What transpires, with enormous grace and subtlety, is that Scott is somehow attracted to Poppy very much despite himself, a lovely and intelligent example of "opposites attract". He cannot bring himself to admit it, much less communicate it, and Poppy is slow to realize it. The entire film one waits for something horrible to shock Poppy out of her happiness, and her confrontation with Scott is it. But she is much stronger than him, his hate is a mark of weakness, whereas her compassion is a shield of strength.

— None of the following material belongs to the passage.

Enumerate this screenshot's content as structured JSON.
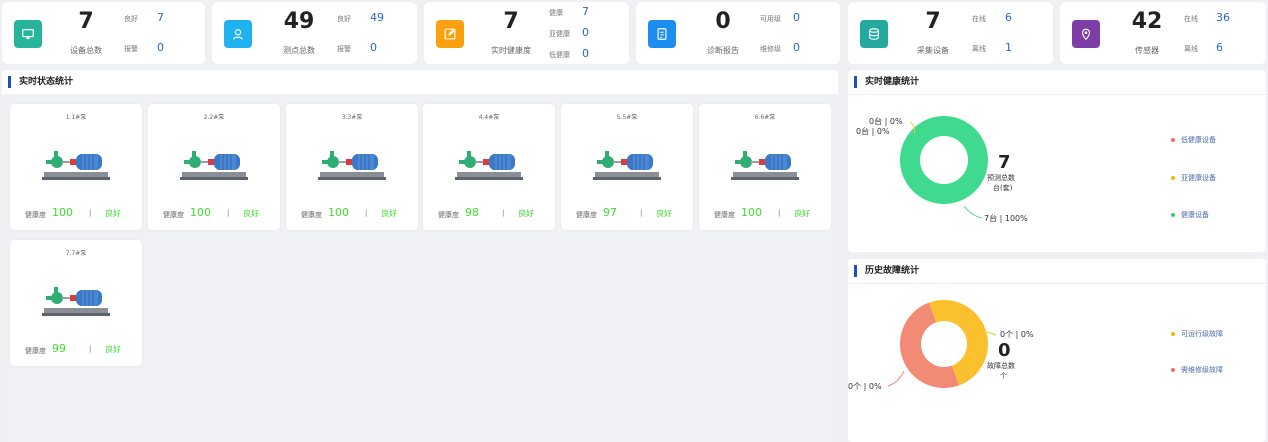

Some people, when confronted with Poppy's happiness, mistake it as an accusation or as some sort of rubbing it in, or even as cruel flirtation. It doesn't seem possible to them that she would be so quirky and happy without an agenda. These instances of misinterpretation cause her deep hurt, because it would never cross her mind to wield her joy to hurt someone. It's heartbreaking that people should misunderstand joy as a ploy. But it is so rare, who can blame them?
Leigh gives his actors time to develop their themes and the scenes have a beautiful rhythm to them. The movie meanders with a sweet, gentle flow. Leigh is a master at creating extraordinary intimacy between people. He gives actors plenty of space to be totally human and they take it. It must be the highest blessing for an actor to work with him.
It is incredibly moving to come across a good character who is not self-conscious or preachy about her decency, who just is. And she is happy to be.